Attorney General Eric Holder announced on June 6 the Justice Department will use taxpayer funds to “enroll approximately 100 lawyers and paralegals as AmeriCorps members to provide legal services” to “young people who must appear in immigration proceedings.” This will be accomplished through Justice Department grants to the Corporation for National and Community Service, a federal agency that administers AmeriCorps. Holder is calling it a “strategic partnership” that will establish a “justice AmeriCorps.”
There is one big problem with Holder’s plan to fund legal representation for illegal aliens: It violates federal law. Federal immigration law (8 U.S.C. §1229a) lays out the rules governing removal proceedings in the immigration courts, which are administrative courts run by the Justice Department, not Article III federal courts. Under Section 1229a(b)(4)(A), aliens have the “privilege of being represented, at no expense to the government, by counsel of the alien’s choosing.” Thus, there is no question illegal aliens can be represented by lawyers in immigration removal proceedings, but it also is clear representation cannot be at the expense of the government.

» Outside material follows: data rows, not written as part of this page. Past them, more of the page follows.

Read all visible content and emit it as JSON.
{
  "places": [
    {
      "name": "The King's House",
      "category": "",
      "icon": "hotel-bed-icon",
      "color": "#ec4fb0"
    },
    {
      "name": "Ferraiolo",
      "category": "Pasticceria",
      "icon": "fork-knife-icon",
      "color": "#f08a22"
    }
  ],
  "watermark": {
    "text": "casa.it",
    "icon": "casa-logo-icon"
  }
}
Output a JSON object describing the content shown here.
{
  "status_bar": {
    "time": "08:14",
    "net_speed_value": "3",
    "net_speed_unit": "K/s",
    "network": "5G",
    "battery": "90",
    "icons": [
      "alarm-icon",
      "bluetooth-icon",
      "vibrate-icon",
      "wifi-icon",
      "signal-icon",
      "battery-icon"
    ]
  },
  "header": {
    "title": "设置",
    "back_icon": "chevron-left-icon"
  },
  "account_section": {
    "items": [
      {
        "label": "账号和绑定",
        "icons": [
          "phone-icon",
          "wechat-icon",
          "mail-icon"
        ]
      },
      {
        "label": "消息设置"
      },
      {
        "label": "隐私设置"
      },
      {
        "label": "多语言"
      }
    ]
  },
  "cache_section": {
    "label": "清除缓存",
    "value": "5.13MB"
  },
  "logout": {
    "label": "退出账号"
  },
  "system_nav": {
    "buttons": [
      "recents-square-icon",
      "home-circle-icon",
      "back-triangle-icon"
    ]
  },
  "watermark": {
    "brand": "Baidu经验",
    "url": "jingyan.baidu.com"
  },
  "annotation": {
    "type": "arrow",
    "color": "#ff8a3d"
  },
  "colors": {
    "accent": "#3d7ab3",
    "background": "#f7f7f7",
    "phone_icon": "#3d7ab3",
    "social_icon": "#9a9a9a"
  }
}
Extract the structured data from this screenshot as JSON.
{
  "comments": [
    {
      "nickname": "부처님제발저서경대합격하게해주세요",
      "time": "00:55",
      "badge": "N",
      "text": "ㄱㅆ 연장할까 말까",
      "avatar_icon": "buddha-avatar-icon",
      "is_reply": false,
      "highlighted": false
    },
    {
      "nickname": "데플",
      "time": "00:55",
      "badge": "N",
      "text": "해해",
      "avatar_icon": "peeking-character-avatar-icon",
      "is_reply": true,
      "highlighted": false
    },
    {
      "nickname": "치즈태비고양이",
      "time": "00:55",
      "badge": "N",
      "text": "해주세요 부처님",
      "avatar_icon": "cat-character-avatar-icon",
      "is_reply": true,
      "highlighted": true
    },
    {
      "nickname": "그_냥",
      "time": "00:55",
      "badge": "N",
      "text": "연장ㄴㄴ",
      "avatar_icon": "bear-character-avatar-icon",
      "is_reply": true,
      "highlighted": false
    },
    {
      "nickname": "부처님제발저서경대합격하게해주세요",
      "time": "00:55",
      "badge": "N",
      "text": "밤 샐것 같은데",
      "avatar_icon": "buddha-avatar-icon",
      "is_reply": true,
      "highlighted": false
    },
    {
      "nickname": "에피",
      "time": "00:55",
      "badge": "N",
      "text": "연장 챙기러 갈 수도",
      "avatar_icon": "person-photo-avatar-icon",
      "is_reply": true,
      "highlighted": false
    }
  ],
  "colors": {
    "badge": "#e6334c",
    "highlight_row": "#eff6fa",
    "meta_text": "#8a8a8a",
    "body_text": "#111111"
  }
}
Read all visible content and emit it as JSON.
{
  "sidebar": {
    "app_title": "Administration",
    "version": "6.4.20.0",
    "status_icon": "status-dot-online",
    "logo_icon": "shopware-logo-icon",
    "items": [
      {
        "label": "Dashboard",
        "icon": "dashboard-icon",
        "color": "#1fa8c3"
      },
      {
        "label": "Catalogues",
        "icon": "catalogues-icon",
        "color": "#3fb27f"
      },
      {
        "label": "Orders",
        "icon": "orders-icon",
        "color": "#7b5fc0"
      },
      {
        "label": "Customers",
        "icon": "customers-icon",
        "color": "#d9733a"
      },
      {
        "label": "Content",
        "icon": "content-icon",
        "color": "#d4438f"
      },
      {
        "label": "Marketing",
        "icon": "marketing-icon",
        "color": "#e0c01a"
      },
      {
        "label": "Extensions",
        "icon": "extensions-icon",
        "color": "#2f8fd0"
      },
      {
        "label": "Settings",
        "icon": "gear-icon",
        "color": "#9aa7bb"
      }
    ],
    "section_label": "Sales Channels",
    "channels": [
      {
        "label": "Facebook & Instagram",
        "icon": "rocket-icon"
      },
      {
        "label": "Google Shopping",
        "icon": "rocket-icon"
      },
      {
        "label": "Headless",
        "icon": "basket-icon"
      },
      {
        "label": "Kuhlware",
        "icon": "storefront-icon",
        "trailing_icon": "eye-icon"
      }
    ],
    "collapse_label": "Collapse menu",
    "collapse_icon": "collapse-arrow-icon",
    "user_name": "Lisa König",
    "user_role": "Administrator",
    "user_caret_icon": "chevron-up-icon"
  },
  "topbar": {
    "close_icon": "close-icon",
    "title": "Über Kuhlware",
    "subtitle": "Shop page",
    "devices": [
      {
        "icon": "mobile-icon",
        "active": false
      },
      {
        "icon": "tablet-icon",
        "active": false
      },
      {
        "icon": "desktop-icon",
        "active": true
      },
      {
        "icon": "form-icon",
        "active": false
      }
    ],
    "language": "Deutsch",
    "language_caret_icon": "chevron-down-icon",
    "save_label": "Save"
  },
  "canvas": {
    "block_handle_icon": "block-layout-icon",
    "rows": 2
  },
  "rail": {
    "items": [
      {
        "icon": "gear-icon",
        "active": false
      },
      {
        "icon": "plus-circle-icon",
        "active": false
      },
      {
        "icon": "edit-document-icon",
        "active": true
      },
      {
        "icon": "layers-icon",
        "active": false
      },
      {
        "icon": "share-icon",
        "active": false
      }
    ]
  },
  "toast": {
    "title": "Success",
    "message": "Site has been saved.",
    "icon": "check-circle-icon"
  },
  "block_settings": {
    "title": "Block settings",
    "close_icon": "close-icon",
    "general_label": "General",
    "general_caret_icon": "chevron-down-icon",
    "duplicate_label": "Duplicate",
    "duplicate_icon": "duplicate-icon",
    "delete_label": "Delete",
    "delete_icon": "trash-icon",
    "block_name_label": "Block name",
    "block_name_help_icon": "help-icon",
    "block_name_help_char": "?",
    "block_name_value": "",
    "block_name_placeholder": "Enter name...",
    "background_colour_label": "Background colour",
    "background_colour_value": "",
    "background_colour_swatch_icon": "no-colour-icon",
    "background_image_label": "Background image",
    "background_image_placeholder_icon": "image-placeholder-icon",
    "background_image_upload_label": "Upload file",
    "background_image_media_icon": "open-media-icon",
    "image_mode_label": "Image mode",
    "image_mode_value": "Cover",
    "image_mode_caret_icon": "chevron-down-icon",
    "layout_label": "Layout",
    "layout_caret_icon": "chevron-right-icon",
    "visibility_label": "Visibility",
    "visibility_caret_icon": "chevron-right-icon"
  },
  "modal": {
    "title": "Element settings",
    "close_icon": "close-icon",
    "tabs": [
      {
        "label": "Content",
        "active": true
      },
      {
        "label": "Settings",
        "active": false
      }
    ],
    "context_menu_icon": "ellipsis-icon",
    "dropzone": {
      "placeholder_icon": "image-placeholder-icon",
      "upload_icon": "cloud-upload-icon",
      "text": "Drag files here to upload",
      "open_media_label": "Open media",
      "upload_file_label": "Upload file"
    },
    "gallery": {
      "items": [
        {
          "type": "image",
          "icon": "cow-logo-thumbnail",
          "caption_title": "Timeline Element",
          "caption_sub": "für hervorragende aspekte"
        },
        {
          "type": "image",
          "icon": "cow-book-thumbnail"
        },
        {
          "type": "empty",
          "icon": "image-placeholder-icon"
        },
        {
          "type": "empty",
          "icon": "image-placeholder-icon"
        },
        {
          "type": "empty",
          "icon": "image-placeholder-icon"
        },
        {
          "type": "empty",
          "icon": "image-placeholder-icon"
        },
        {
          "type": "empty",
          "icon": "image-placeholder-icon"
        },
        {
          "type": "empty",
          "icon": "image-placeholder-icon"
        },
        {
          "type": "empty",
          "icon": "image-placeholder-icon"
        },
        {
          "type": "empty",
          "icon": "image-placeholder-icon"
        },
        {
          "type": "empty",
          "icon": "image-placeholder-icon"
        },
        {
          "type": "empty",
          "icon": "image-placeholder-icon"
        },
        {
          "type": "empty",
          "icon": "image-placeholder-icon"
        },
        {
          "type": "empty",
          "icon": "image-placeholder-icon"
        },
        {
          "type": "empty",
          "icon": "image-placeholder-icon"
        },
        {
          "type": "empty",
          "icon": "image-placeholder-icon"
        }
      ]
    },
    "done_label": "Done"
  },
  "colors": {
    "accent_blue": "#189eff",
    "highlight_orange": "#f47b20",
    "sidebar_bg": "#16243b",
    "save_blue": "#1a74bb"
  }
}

Holder’s press release cites no legal authority for this move other than a supposed “direction” from Congress to the Executive Office of Immigration Review “to better serve vulnerable populations such as children and improve court efficiency through pilot efforts aimed at improving legal representation.” Where this “direction” came from is not explained. In any event, any such “direction” from Congress cannot overcome a direct, statutory prohibition on providing legal representation at the expense of the government.
Holder claims that with this program, “we reaffirm our allegiance to the values that have always shaped our pursuit of justice.” But the value that has primarily “shaped our pursuit of justice” is allegiance to the rule of law. As explained in a previous Heritage paper and by John Fund and me in our new book, “Obama’s Enforcer: Eric Holder’s Justice Department,” the attorney general and the president have shown no qualms about bending, breaking or ignoring laws passed by Congress when it suits their purposes.
Not only has Congress not authorized the use of federal funds by the Justice Department to provide legal representation to illegal aliens in removal proceedings, it has absolutely banned it. But that doesn’t seem to matter to Attorney General Eric Holder. Whether you are a liberal, a moderate, or a conservative, everyone should fear having an attorney general who establishes the precedent that prior laws passed by our elected representatives and signed into law by a popularly elected president can be wiped out by one person in a new administration deciding the Department of Justice will ignore or even violate the law.
Hans von Spakovsky is an authority on a wide range of issues—including civil rights, civil justice, the First Amendment, immigration, the rule of law and government reform—as a senior legal fellow in The Heritage Foundation’s Edwin Meese III Center for Legal and Judicial Studies and manager of the think tank’s Election Law Reform Initiative.
This article was originally published at Heritage.org. Used with permission.